→ TASK OBJECTIVE:
Write out the data again exactly, skipping every picture.

→ Extracted data entries:
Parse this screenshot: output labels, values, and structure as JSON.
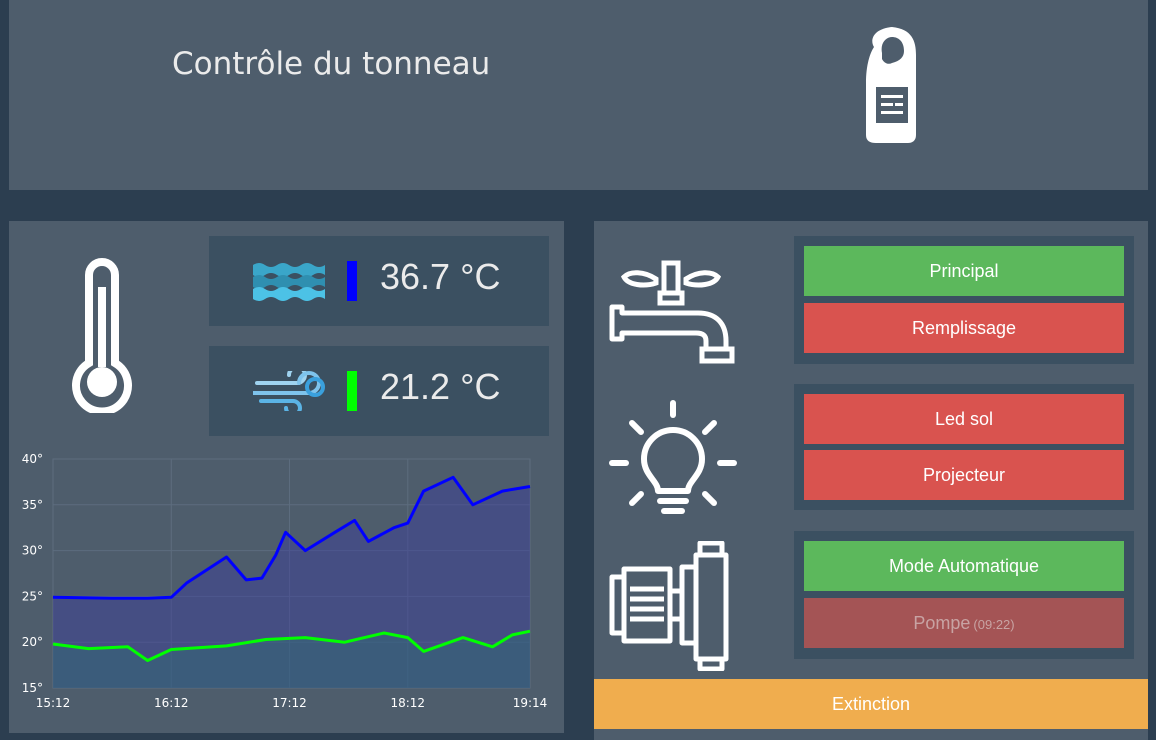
{
  "header": {
    "title": "Contrôle du tonneau",
    "icon": "door-hanger-icon"
  },
  "temperatures": {
    "water": {
      "icon": "water-waves-icon",
      "value": "36.7 °C",
      "color": "#0000ff"
    },
    "air": {
      "icon": "wind-icon",
      "value": "21.2 °C",
      "color": "#00ff00"
    }
  },
  "chart_data": {
    "type": "area",
    "x_ticks": [
      "15:12",
      "16:12",
      "17:12",
      "18:12",
      "19:14"
    ],
    "y_ticks": [
      "40°",
      "35°",
      "30°",
      "25°",
      "20°",
      "15°"
    ],
    "ylim": [
      15,
      40
    ],
    "grid": true,
    "series": [
      {
        "color": "#0000ff",
        "x": [
          "15:12",
          "15:42",
          "16:00",
          "16:12",
          "16:20",
          "16:40",
          "16:50",
          "16:58",
          "17:05",
          "17:10",
          "17:20",
          "17:35",
          "17:45",
          "17:52",
          "18:05",
          "18:12",
          "18:20",
          "18:35",
          "18:45",
          "19:00",
          "19:14"
        ],
        "values": [
          24.9,
          24.8,
          24.8,
          24.9,
          26.5,
          29.3,
          26.8,
          27.0,
          29.5,
          32.0,
          30.0,
          32.0,
          33.3,
          31.0,
          32.5,
          33.0,
          36.5,
          38.0,
          35.0,
          36.5,
          37.0
        ]
      },
      {
        "color": "#00ff00",
        "x": [
          "15:12",
          "15:30",
          "15:50",
          "16:00",
          "16:12",
          "16:40",
          "17:00",
          "17:20",
          "17:40",
          "18:00",
          "18:12",
          "18:20",
          "18:40",
          "18:55",
          "19:05",
          "19:14"
        ],
        "values": [
          19.8,
          19.3,
          19.5,
          18.0,
          19.2,
          19.6,
          20.3,
          20.5,
          20.0,
          21.0,
          20.5,
          19.0,
          20.5,
          19.5,
          20.8,
          21.2
        ]
      }
    ]
  },
  "controls": {
    "tap_icon": "water-tap-icon",
    "bulb_icon": "light-bulb-icon",
    "pump_icon": "pump-icon",
    "principal": "Principal",
    "remplissage": "Remplissage",
    "led_sol": "Led sol",
    "projecteur": "Projecteur",
    "mode_auto": "Mode Automatique",
    "pompe": "Pompe",
    "pompe_time": "(09:22)",
    "extinction": "Extinction"
  },
  "colors": {
    "background": "#2c3e50",
    "panel": "#4e5d6c",
    "box": "#3b5061",
    "success": "#5cb85c",
    "danger": "#d9534f",
    "warning": "#f0ad4e"
  }
}
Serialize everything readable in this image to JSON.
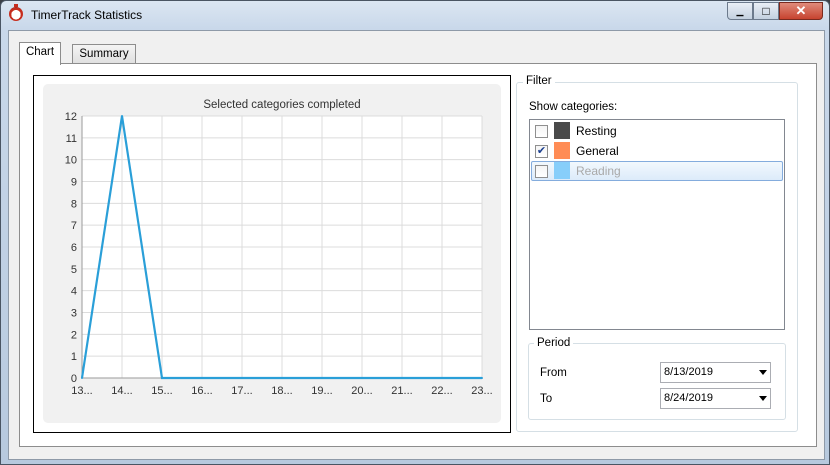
{
  "window": {
    "title": "TimerTrack Statistics",
    "minimize_glyph": "▁",
    "maximize_glyph": "□",
    "close_glyph": "✕"
  },
  "tabs": [
    {
      "label": "Chart",
      "active": true
    },
    {
      "label": "Summary",
      "active": false
    }
  ],
  "filter": {
    "title": "Filter",
    "show_label": "Show categories:",
    "categories": [
      {
        "label": "Resting",
        "checked": false,
        "color": "#4a4a4a"
      },
      {
        "label": "General",
        "checked": true,
        "color": "#ff8c55"
      },
      {
        "label": "Reading",
        "checked": false,
        "color": "#87cefa"
      }
    ],
    "checked_glyph": "✔"
  },
  "period": {
    "title": "Period",
    "from_label": "From",
    "from_value": "8/13/2019",
    "to_label": "To",
    "to_value": "8/24/2019"
  },
  "chart_data": {
    "type": "line",
    "title": "Selected categories completed",
    "xlabel": "",
    "ylabel": "",
    "x_ticks": [
      "13...",
      "14...",
      "15...",
      "16...",
      "17...",
      "18...",
      "19...",
      "20...",
      "21...",
      "22...",
      "23..."
    ],
    "ylim": [
      0,
      12
    ],
    "y_ticks": [
      "0",
      "1",
      "2",
      "3",
      "4",
      "5",
      "6",
      "7",
      "8",
      "9",
      "10",
      "11",
      "12"
    ],
    "grid": true,
    "series": [
      {
        "color": "#2a9fd8",
        "values": [
          0,
          12,
          0,
          0,
          0,
          0,
          0,
          0,
          0,
          0,
          0
        ]
      }
    ]
  }
}
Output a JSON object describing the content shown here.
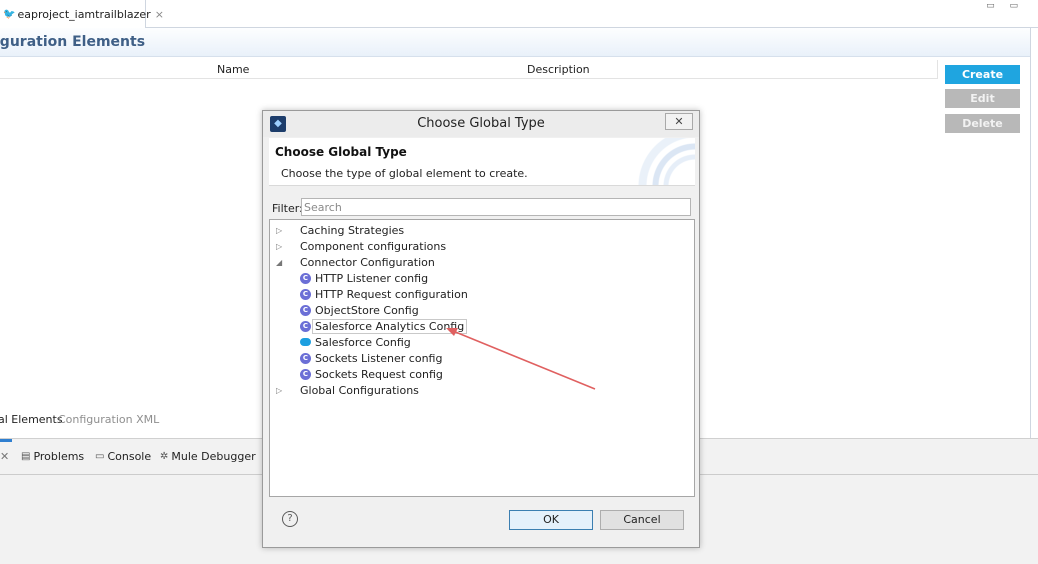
{
  "editor_tab": {
    "title": "eaproject_iamtrailblazer",
    "close": "×"
  },
  "window_controls": "▭ ▭",
  "section": {
    "title": "iguration Elements"
  },
  "table": {
    "columns": [
      "Name",
      "Description"
    ]
  },
  "side_buttons": {
    "create": "Create",
    "edit": "Edit",
    "delete": "Delete"
  },
  "editor_bottom_tabs": {
    "active": "al Elements",
    "inactive": "Configuration XML"
  },
  "bottom_tabs": [
    {
      "label": "Problems",
      "icon": "problems-icon"
    },
    {
      "label": "Console",
      "icon": "console-icon"
    },
    {
      "label": "Mule Debugger",
      "icon": "debugger-icon"
    }
  ],
  "dialog": {
    "title": "Choose Global Type",
    "close": "✕",
    "banner_title": "Choose Global Type",
    "banner_desc": "Choose the type of global element to create.",
    "filter_label": "Filter:",
    "filter_placeholder": "Search",
    "tree": [
      {
        "label": "Caching Strategies",
        "expanded": false,
        "children": []
      },
      {
        "label": "Component configurations",
        "expanded": false,
        "children": []
      },
      {
        "label": "Connector Configuration",
        "expanded": true,
        "children": [
          {
            "label": "HTTP Listener config",
            "icon": "connector-icon"
          },
          {
            "label": "HTTP Request configuration",
            "icon": "connector-icon"
          },
          {
            "label": "ObjectStore Config",
            "icon": "connector-icon"
          },
          {
            "label": "Salesforce Analytics Config",
            "icon": "connector-icon",
            "selected": true
          },
          {
            "label": "Salesforce Config",
            "icon": "salesforce-cloud-icon"
          },
          {
            "label": "Sockets Listener config",
            "icon": "connector-icon"
          },
          {
            "label": "Sockets Request config",
            "icon": "connector-icon"
          }
        ]
      },
      {
        "label": "Global Configurations",
        "expanded": false,
        "children": []
      }
    ],
    "help": "?",
    "ok": "OK",
    "cancel": "Cancel"
  },
  "colors": {
    "create_button": "#1fa5e0",
    "disabled_button": "#b8b8b8",
    "annotation_arrow": "#e06060",
    "section_title": "#3f5f86"
  }
}
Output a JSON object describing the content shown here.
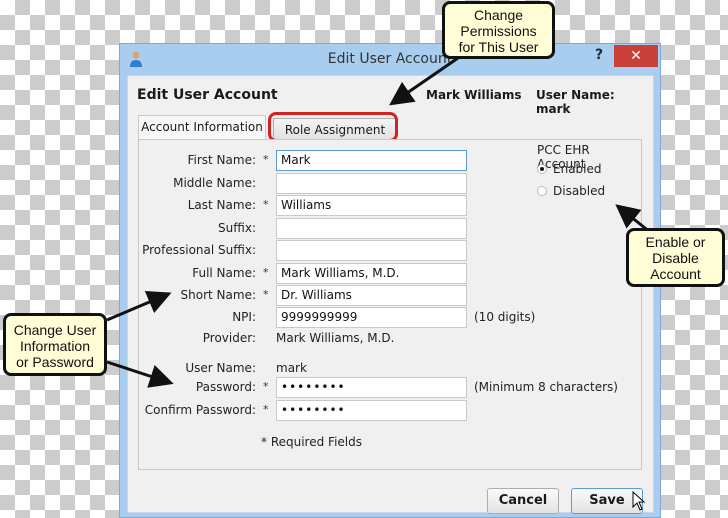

→ TASK RESPONSE:
Parse this screenshot: output labels, values, and structure as JSON.
{
  "header": {
    "title": "Contrôle du tonneau",
    "icon": "door-hanger-icon"
  },
  "temperatures": {
    "water": {
      "icon": "water-waves-icon",
      "value": "36.7 °C",
      "color": "#0000ff"
    },
    "air": {
      "icon": "wind-icon",
      "value": "21.2 °C",
      "color": "#00ff00"
    }
  },
  "chart_data": {
    "type": "area",
    "x_ticks": [
      "15:12",
      "16:12",
      "17:12",
      "18:12",
      "19:14"
    ],
    "y_ticks": [
      "40°",
      "35°",
      "30°",
      "25°",
      "20°",
      "15°"
    ],
    "ylim": [
      15,
      40
    ],
    "grid": true,
    "series": [
      {
        "color": "#0000ff",
        "x": [
          "15:12",
          "15:42",
          "16:00",
          "16:12",
          "16:20",
          "16:40",
          "16:50",
          "16:58",
          "17:05",
          "17:10",
          "17:20",
          "17:35",
          "17:45",
          "17:52",
          "18:05",
          "18:12",
          "18:20",
          "18:35",
          "18:45",
          "19:00",
          "19:14"
        ],
        "values": [
          24.9,
          24.8,
          24.8,
          24.9,
          26.5,
          29.3,
          26.8,
          27.0,
          29.5,
          32.0,
          30.0,
          32.0,
          33.3,
          31.0,
          32.5,
          33.0,
          36.5,
          38.0,
          35.0,
          36.5,
          37.0
        ]
      },
      {
        "color": "#00ff00",
        "x": [
          "15:12",
          "15:30",
          "15:50",
          "16:00",
          "16:12",
          "16:40",
          "17:00",
          "17:20",
          "17:40",
          "18:00",
          "18:12",
          "18:20",
          "18:40",
          "18:55",
          "19:05",
          "19:14"
        ],
        "values": [
          19.8,
          19.3,
          19.5,
          18.0,
          19.2,
          19.6,
          20.3,
          20.5,
          20.0,
          21.0,
          20.5,
          19.0,
          20.5,
          19.5,
          20.8,
          21.2
        ]
      }
    ]
  },
  "controls": {
    "tap_icon": "water-tap-icon",
    "bulb_icon": "light-bulb-icon",
    "pump_icon": "pump-icon",
    "principal": "Principal",
    "remplissage": "Remplissage",
    "led_sol": "Led sol",
    "projecteur": "Projecteur",
    "mode_auto": "Mode Automatique",
    "pompe": "Pompe",
    "pompe_time": "(09:22)",
    "extinction": "Extinction"
  },
  "colors": {
    "background": "#2c3e50",
    "panel": "#4e5d6c",
    "box": "#3b5061",
    "success": "#5cb85c",
    "danger": "#d9534f",
    "warning": "#f0ad4e"
  }
}
Serialize everything readable in this image to JSON.
{
  "window": {
    "title": "TimerTrack Statistics",
    "minimize_glyph": "▁",
    "maximize_glyph": "□",
    "close_glyph": "✕"
  },
  "tabs": [
    {
      "label": "Chart",
      "active": true
    },
    {
      "label": "Summary",
      "active": false
    }
  ],
  "filter": {
    "title": "Filter",
    "show_label": "Show categories:",
    "categories": [
      {
        "label": "Resting",
        "checked": false,
        "color": "#4a4a4a"
      },
      {
        "label": "General",
        "checked": true,
        "color": "#ff8c55"
      },
      {
        "label": "Reading",
        "checked": false,
        "color": "#87cefa"
      }
    ],
    "checked_glyph": "✔"
  },
  "period": {
    "title": "Period",
    "from_label": "From",
    "from_value": "8/13/2019",
    "to_label": "To",
    "to_value": "8/24/2019"
  },
  "chart_data": {
    "type": "line",
    "title": "Selected categories completed",
    "xlabel": "",
    "ylabel": "",
    "x_ticks": [
      "13...",
      "14...",
      "15...",
      "16...",
      "17...",
      "18...",
      "19...",
      "20...",
      "21...",
      "22...",
      "23..."
    ],
    "ylim": [
      0,
      12
    ],
    "y_ticks": [
      "0",
      "1",
      "2",
      "3",
      "4",
      "5",
      "6",
      "7",
      "8",
      "9",
      "10",
      "11",
      "12"
    ],
    "grid": true,
    "series": [
      {
        "color": "#2a9fd8",
        "values": [
          0,
          12,
          0,
          0,
          0,
          0,
          0,
          0,
          0,
          0,
          0
        ]
      }
    ]
  }
}
Output a JSON object describing the content shown here.
{
  "editor_tab": {
    "title": "eaproject_iamtrailblazer",
    "close": "×"
  },
  "window_controls": "▭ ▭",
  "section": {
    "title": "iguration Elements"
  },
  "table": {
    "columns": [
      "Name",
      "Description"
    ]
  },
  "side_buttons": {
    "create": "Create",
    "edit": "Edit",
    "delete": "Delete"
  },
  "editor_bottom_tabs": {
    "active": "al Elements",
    "inactive": "Configuration XML"
  },
  "bottom_tabs": [
    {
      "label": "Problems",
      "icon": "problems-icon"
    },
    {
      "label": "Console",
      "icon": "console-icon"
    },
    {
      "label": "Mule Debugger",
      "icon": "debugger-icon"
    }
  ],
  "dialog": {
    "title": "Choose Global Type",
    "close": "✕",
    "banner_title": "Choose Global Type",
    "banner_desc": "Choose the type of global element to create.",
    "filter_label": "Filter:",
    "filter_placeholder": "Search",
    "tree": [
      {
        "label": "Caching Strategies",
        "expanded": false,
        "children": []
      },
      {
        "label": "Component configurations",
        "expanded": false,
        "children": []
      },
      {
        "label": "Connector Configuration",
        "expanded": true,
        "children": [
          {
            "label": "HTTP Listener config",
            "icon": "connector-icon"
          },
          {
            "label": "HTTP Request configuration",
            "icon": "connector-icon"
          },
          {
            "label": "ObjectStore Config",
            "icon": "connector-icon"
          },
          {
            "label": "Salesforce Analytics Config",
            "icon": "connector-icon",
            "selected": true
          },
          {
            "label": "Salesforce Config",
            "icon": "salesforce-cloud-icon"
          },
          {
            "label": "Sockets Listener config",
            "icon": "connector-icon"
          },
          {
            "label": "Sockets Request config",
            "icon": "connector-icon"
          }
        ]
      },
      {
        "label": "Global Configurations",
        "expanded": false,
        "children": []
      }
    ],
    "help": "?",
    "ok": "OK",
    "cancel": "Cancel"
  },
  "colors": {
    "create_button": "#1fa5e0",
    "disabled_button": "#b8b8b8",
    "annotation_arrow": "#e06060",
    "section_title": "#3f5f86"
  }
}
Output a JSON object describing the content shown here.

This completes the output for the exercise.